My take on Tim Treadwell-
By Ralph Maughan
Few stories on this web page gain more readers than those about Tim Treadwell’s death, and that of his girlfriend Amie Huguenard.
In the great scheme of things, the death of two people isn’t much. It’s the way they died. People are fascinated and horrified, but not satisfied. They want to know more because they are hungry—not for flesh, but hungry for the unusual. Their appetite will be satisfied when the story is digested in the juices of their own life experiences and their prejudices. Not many people get eaten by wild animals anymore, so talking about it, writing about it, and watching a documentary is a feast.
Maker of “Grizzly Man,” Werner Hertzog is little different than the rest of us except he has the knack of telling about the unusual in a visually compelling way.
I draw on my experiences as a life long explorer of Western wilderness areas. The best wilderness is where the scenery is magnificent, where human presence is distant, and where death in a violent but unusual fashion is a real, if still unlikely possibility. Death not by cancer, death not in dementia, death not by vehicle accident, death not by mugging, but death instead by a slip, a mistake, a failure to read natural dangers. Most unusual in our overpopulated world is death by what we see as our lessers—big animals.
An unfound body would be best. The saddest thing about the grizzly that ate Treadwell and Huguenard was that it was found, killed, and worse, their partially digested remains were mostly recovered. Would it have been their abandoned camp found and nothing else.
Country with grizzlies has a special tingle. Unlike Treadwell you don’t have see them. I try not to. “Hey bear” I shout when I approach a patch of willows. I don’t camp on bear trails. I carry pepper spray.
I remember every detail of my four close encounters with grizzlies. Only one was truly dangerous. Alone on Hellroaring Slopes in Yellowstone, I crested a rise. About 75-100 feet away was a sow with her two cubs digging for rodents. Their backs were toward me and I was standing next to the only tree in the meadow. Fortunately, it was a Douglas fir with branches like stair steps, which I immediately climbed. So quickly she was just below me. I must have climbed 40 feet and waited, not able to see her, let alone her eyes, for all the foliage. A couple hours later I came down and looked in all directions before I continued along the Yellowstone River.

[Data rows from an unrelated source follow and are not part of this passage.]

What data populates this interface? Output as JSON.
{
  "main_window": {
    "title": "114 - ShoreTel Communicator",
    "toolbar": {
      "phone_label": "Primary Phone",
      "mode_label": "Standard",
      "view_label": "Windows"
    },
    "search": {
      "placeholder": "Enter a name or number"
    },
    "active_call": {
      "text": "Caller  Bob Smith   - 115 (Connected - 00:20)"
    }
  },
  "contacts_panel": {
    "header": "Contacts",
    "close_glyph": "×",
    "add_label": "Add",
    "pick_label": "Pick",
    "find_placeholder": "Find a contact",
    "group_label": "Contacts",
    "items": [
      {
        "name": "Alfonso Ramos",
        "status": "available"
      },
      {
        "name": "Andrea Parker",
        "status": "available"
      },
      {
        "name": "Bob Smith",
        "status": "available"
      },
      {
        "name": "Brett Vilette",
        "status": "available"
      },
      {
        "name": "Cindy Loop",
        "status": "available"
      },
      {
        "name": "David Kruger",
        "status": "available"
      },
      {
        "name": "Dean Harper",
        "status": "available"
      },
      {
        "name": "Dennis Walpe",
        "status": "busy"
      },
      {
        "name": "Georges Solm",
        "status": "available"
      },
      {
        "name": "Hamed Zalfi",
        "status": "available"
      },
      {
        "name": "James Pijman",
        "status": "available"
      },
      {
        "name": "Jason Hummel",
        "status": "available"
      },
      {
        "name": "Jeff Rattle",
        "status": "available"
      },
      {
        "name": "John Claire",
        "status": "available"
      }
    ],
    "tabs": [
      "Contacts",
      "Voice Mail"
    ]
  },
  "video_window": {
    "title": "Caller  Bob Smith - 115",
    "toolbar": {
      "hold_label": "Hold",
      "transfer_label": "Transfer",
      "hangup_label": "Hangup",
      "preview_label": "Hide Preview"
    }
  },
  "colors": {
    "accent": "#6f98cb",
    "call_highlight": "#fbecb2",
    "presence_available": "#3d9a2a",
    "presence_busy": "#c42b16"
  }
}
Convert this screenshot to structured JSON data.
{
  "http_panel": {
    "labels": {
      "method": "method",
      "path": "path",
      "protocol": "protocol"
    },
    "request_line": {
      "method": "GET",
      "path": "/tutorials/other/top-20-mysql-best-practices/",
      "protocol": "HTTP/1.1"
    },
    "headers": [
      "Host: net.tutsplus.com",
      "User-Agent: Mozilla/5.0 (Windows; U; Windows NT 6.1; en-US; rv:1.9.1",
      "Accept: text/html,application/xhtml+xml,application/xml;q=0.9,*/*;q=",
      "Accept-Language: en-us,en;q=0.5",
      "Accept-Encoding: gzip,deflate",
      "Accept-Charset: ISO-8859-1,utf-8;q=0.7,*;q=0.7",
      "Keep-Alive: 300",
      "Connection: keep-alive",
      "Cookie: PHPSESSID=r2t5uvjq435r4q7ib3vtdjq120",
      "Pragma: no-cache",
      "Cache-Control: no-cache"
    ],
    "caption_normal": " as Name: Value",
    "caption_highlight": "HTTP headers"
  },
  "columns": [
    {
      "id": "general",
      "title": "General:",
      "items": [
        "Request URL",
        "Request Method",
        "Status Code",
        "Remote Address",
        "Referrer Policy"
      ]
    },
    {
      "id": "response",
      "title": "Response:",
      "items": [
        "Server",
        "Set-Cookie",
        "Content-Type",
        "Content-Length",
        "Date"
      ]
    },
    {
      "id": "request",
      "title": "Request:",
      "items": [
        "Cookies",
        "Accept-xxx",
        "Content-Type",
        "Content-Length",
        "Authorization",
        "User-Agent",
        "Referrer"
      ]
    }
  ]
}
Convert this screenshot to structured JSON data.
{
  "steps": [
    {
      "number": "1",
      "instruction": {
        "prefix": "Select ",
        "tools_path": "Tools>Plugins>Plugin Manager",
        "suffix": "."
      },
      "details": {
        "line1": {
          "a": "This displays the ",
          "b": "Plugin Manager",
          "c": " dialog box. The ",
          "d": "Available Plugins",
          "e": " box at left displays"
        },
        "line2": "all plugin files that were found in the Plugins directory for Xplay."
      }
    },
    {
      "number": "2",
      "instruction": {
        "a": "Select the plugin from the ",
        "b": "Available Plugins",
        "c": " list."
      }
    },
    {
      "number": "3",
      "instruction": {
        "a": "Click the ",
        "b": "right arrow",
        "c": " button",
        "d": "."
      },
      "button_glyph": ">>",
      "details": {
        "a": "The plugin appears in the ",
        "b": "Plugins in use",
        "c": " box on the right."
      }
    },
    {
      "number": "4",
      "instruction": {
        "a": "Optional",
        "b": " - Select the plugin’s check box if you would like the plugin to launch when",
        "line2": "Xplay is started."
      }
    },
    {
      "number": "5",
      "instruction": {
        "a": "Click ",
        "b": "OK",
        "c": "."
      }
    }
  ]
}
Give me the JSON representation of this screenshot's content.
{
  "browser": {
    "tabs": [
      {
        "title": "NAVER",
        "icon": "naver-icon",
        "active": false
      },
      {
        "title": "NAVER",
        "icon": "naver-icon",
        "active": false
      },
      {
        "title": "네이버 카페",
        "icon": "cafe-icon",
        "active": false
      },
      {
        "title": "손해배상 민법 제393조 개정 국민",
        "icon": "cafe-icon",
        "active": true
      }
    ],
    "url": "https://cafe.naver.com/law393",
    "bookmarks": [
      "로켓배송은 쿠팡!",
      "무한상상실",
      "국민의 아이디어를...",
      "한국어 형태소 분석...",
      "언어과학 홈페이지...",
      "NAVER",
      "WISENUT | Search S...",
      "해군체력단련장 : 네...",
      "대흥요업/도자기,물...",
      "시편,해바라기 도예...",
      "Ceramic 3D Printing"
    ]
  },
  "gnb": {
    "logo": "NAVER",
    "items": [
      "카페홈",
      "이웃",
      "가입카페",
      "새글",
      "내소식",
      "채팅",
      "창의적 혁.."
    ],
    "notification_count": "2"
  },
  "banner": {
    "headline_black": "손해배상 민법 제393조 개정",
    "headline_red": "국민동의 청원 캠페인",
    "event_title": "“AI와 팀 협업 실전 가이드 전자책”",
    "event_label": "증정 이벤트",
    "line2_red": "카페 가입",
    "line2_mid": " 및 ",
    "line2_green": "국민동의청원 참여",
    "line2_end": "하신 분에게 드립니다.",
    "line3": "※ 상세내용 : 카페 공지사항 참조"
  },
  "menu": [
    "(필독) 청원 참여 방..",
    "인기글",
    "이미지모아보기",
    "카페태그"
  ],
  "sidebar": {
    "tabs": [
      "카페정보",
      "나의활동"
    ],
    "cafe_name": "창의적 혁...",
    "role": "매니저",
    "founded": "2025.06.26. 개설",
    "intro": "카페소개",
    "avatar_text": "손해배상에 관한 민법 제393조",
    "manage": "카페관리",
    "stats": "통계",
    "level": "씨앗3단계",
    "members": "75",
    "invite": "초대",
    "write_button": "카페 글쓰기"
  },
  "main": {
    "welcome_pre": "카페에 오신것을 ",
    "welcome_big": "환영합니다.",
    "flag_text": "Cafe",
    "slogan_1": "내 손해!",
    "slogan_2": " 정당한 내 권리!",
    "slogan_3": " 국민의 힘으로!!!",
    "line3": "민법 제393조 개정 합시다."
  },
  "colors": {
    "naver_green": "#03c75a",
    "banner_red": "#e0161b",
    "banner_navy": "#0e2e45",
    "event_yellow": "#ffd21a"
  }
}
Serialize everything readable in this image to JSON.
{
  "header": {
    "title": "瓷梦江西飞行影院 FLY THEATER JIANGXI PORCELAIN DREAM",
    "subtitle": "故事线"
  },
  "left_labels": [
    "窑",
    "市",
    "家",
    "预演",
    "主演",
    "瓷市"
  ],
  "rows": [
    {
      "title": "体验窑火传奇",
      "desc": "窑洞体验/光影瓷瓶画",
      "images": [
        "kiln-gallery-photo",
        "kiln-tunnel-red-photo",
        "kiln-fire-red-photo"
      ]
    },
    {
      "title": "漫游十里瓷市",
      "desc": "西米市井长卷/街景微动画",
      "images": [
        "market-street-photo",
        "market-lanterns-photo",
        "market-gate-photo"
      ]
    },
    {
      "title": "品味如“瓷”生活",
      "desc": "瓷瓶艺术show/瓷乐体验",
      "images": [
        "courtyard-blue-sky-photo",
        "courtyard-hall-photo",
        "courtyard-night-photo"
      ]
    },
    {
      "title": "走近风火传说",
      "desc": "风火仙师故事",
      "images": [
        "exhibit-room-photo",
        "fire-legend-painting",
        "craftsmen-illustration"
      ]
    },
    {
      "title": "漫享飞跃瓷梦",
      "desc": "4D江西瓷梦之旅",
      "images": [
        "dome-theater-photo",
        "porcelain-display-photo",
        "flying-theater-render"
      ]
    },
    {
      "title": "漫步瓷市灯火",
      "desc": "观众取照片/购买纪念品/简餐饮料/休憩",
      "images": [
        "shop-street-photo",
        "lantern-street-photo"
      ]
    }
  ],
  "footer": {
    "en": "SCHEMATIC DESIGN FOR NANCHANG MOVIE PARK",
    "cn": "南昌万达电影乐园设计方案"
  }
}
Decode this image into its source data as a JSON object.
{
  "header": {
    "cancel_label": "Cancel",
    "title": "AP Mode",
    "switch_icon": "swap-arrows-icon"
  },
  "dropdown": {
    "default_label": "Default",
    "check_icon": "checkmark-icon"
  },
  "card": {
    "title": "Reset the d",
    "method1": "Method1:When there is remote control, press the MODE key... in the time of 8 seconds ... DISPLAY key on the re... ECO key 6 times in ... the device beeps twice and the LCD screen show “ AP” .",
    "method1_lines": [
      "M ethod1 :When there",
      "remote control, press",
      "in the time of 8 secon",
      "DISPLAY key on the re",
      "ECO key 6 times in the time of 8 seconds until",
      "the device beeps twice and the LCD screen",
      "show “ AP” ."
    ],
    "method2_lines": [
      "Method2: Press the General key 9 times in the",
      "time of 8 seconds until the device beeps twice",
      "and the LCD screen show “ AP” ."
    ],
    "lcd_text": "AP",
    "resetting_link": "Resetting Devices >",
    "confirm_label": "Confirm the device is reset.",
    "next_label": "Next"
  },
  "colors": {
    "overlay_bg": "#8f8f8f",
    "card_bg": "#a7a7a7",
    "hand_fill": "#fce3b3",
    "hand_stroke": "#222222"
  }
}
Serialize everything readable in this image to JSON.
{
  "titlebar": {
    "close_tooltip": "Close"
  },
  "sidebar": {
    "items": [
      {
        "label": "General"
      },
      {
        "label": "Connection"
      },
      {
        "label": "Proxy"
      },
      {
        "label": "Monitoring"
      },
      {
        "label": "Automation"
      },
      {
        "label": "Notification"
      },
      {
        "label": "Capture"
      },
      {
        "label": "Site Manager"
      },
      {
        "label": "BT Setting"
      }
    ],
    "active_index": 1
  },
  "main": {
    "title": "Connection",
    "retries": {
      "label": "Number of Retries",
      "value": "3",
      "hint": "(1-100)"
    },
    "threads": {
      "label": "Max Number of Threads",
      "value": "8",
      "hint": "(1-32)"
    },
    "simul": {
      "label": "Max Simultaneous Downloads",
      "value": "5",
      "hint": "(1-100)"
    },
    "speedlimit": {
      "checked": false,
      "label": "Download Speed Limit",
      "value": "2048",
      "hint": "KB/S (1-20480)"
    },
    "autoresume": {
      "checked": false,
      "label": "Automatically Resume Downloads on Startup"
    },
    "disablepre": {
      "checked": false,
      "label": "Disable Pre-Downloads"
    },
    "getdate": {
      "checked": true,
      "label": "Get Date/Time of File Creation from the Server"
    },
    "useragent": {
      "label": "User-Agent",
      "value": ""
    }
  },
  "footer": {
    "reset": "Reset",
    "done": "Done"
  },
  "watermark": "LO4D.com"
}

It’s hard to get people to hike or backpack with you in grizzly country. I want to thank my friends who have, especially my wife Jackie and my friend Lee Mercer, whose ashes now flow down the Greybull and reside in the elk taken by the Greybull Pack and in the bears in this high country.
Mostly I am by myself. This kind of wilderness journey stirs the body and mind. Dark thoughts about the pillagers of the Earth are common when you are out of range of the politicians, preachers, and advertisers. It’s good not to have a video with sound when I think of these purveyors of fakery in the world of hyperreality. Unfortunately, Treadwell had a video his last several years, and Herzog edited it.
I don’t know if there were poachers near Treadwell’s summer home, or if he was just basking in the sun and rain. How real was the story of his past? I don’t know. Did he “get what he deserved” as his antagonists proclaim? After thirteen glorious summers doing pretty much “everything wrong” I’d say “yes he did!” Twelve out of thirteen ain’t bad!
Of Annie Huguenard, I can’t say. But my experience is that outdoors women are as brave, probably more than men, and they are wise enough not to push things.
Before feasting on all the wonderful video Treadwell shot over the years, ethically speaking, Herzog should have been required to camp alone among the bears for a week. Then he would have some status to tell us what he saw in a grizzly’s eyes.
Copyright © Ralph Maughan